=== Section Start ===

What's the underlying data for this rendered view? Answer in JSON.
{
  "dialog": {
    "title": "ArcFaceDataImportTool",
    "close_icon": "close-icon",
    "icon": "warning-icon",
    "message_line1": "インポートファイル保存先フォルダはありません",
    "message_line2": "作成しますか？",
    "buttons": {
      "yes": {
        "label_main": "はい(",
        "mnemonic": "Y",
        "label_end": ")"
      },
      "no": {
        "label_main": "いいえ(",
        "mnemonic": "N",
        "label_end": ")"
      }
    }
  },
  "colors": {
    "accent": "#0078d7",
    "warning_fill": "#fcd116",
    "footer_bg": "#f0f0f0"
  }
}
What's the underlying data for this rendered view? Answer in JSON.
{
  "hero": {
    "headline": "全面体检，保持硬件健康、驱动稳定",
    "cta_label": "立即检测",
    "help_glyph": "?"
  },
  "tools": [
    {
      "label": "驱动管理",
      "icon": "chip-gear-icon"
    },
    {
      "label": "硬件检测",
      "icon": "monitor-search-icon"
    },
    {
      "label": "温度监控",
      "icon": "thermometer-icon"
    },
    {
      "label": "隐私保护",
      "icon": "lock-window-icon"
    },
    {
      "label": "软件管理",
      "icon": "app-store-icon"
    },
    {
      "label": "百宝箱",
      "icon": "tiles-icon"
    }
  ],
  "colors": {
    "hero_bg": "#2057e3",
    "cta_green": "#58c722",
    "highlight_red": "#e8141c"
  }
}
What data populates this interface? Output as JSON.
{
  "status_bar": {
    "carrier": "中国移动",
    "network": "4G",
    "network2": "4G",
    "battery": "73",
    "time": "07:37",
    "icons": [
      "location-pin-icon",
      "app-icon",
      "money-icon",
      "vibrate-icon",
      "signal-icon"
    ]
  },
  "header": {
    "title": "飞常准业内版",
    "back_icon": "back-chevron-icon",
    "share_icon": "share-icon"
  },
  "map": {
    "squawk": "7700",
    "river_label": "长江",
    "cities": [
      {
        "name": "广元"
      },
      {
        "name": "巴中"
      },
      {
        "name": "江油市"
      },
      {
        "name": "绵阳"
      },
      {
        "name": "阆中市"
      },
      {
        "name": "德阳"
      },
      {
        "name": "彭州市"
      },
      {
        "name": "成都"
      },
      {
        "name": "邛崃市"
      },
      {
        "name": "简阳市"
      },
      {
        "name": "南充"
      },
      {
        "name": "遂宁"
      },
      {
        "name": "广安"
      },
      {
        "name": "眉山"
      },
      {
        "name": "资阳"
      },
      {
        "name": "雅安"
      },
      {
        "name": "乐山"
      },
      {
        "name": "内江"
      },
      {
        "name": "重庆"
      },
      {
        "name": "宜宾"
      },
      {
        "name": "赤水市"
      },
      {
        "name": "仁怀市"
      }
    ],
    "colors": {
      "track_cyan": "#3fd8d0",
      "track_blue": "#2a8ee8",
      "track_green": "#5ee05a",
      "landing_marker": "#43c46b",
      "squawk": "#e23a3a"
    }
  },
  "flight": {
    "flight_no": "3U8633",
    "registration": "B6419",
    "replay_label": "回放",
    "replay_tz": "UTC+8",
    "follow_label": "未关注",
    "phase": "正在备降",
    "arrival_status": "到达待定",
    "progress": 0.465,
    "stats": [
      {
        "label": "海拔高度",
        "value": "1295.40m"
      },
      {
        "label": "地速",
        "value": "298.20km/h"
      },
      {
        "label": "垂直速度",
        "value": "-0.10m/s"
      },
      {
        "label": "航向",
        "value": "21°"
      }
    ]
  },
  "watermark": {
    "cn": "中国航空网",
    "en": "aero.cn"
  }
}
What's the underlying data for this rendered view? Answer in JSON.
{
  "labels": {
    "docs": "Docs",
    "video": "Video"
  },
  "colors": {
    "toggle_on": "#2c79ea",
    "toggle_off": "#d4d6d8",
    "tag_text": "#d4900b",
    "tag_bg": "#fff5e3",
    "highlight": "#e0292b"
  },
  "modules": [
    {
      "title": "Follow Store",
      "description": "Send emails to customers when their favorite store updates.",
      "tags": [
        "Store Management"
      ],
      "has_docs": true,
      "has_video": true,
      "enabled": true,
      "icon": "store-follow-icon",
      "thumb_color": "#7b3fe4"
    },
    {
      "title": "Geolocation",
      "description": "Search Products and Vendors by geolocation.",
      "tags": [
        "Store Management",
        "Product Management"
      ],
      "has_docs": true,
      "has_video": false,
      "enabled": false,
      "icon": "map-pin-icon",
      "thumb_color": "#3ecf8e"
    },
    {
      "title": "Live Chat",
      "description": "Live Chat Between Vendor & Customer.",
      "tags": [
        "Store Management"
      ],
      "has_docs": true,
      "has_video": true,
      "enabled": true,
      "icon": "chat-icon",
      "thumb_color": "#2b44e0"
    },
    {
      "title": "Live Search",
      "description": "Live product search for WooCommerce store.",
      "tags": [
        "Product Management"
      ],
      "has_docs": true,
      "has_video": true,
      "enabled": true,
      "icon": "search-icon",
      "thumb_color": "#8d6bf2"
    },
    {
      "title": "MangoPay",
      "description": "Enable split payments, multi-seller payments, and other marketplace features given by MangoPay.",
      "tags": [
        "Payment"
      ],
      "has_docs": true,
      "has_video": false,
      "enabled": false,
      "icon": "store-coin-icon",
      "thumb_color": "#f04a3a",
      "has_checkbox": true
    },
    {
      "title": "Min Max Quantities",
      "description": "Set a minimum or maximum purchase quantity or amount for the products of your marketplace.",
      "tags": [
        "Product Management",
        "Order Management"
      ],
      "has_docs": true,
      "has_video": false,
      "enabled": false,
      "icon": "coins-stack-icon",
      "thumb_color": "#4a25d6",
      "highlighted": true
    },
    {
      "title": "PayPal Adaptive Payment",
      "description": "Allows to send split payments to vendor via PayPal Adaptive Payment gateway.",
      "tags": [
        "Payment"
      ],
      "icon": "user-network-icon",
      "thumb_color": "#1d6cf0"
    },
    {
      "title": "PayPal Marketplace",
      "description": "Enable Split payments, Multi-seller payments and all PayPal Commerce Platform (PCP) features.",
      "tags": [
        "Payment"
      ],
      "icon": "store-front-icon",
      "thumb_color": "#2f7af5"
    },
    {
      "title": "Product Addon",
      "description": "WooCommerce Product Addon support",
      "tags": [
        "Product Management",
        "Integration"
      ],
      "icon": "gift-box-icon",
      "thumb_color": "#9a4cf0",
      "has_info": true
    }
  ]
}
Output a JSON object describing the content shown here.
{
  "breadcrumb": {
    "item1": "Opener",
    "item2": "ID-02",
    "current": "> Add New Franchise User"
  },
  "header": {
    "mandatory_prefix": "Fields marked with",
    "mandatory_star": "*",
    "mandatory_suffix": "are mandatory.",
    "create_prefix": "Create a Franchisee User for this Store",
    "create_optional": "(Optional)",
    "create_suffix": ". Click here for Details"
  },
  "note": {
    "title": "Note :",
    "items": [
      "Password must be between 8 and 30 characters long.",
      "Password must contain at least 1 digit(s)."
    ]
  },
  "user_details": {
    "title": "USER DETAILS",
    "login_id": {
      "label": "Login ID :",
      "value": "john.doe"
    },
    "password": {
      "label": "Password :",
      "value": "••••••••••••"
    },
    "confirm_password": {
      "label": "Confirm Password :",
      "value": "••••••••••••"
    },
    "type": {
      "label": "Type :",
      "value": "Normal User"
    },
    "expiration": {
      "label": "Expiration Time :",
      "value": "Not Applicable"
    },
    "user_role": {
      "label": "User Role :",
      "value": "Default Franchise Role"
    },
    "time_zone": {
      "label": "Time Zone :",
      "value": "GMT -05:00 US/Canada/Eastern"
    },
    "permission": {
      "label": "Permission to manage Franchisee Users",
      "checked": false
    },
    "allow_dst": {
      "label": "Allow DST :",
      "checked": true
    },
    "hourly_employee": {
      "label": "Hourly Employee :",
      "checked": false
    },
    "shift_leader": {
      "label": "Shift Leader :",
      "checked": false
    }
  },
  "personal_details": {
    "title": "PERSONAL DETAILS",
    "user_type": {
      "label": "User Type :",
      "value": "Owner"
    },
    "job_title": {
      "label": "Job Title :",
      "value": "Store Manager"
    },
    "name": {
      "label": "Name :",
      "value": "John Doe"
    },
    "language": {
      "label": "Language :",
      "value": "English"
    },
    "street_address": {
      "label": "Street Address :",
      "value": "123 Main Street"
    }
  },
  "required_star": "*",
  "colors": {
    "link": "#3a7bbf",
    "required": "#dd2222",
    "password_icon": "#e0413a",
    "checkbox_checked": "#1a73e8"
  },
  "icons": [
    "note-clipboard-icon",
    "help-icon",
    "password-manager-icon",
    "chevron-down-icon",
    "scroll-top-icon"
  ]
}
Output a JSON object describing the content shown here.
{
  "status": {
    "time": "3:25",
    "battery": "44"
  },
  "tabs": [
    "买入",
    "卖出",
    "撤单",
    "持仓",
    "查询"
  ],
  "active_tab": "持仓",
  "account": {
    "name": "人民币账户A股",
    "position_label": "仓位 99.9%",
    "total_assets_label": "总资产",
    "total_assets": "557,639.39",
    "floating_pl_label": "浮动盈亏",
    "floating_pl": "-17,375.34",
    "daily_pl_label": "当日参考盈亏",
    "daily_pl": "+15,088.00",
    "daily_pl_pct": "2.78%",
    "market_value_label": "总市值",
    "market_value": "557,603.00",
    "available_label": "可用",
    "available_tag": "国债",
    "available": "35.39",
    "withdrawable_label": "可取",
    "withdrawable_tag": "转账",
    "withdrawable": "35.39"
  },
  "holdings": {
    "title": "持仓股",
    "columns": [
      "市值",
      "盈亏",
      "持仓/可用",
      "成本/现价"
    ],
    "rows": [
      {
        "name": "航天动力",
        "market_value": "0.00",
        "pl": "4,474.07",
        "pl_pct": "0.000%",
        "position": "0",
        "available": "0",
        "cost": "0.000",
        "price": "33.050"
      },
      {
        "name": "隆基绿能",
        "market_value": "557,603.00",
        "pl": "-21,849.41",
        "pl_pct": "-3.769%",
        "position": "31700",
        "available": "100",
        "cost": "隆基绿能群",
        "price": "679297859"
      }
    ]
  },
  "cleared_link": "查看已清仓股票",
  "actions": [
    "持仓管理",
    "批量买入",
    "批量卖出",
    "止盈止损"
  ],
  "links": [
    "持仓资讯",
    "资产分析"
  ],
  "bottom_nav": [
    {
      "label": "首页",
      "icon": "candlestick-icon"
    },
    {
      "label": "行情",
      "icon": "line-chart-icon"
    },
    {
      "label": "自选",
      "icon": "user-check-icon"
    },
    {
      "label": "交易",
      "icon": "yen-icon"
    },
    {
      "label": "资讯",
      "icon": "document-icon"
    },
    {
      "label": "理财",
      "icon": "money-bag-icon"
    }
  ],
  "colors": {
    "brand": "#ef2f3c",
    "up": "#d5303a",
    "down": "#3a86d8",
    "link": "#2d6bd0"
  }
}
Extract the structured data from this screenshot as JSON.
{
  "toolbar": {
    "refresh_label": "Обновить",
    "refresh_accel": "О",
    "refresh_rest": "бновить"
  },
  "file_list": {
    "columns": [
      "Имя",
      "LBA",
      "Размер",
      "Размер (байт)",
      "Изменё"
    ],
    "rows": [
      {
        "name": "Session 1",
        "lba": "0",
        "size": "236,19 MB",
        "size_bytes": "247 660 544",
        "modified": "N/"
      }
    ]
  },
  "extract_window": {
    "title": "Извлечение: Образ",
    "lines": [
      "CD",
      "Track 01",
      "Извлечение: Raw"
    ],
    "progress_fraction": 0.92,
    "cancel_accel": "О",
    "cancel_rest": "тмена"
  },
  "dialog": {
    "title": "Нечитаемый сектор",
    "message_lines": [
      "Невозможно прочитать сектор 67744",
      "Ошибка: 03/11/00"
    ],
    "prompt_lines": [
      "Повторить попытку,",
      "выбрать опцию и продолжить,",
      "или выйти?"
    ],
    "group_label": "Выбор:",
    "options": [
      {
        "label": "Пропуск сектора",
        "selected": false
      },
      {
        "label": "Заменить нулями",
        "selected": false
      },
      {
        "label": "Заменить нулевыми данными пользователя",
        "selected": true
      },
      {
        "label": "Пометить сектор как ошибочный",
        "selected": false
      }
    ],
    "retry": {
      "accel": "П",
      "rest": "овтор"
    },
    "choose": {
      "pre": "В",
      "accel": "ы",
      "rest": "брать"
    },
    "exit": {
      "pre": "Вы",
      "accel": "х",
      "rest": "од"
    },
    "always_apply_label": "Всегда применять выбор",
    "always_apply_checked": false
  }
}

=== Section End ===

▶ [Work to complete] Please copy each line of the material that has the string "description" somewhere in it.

▶ [Task solution]
      "description": "Send emails to customers when their favorite store updates.",
      "description": "Search Products and Vendors by geolocation.",
      "description": "Live Chat Between Vendor & Customer.",
      "description": "Live product search for WooCommerce store.",
      "description": "Enable split payments, multi-seller payments, and other marketplace features given by MangoPay.",
      "description": "Set a minimum or maximum purchase quantity or amount for the products of your marketplace.",
      "description": "Allows to send split payments to vendor via PayPal Adaptive Payment gateway.",
      "description": "Enable Split payments, Multi-seller payments and all PayPal Commerce Platform (PCP) features.",
      "description": "WooCommerce Product Addon support",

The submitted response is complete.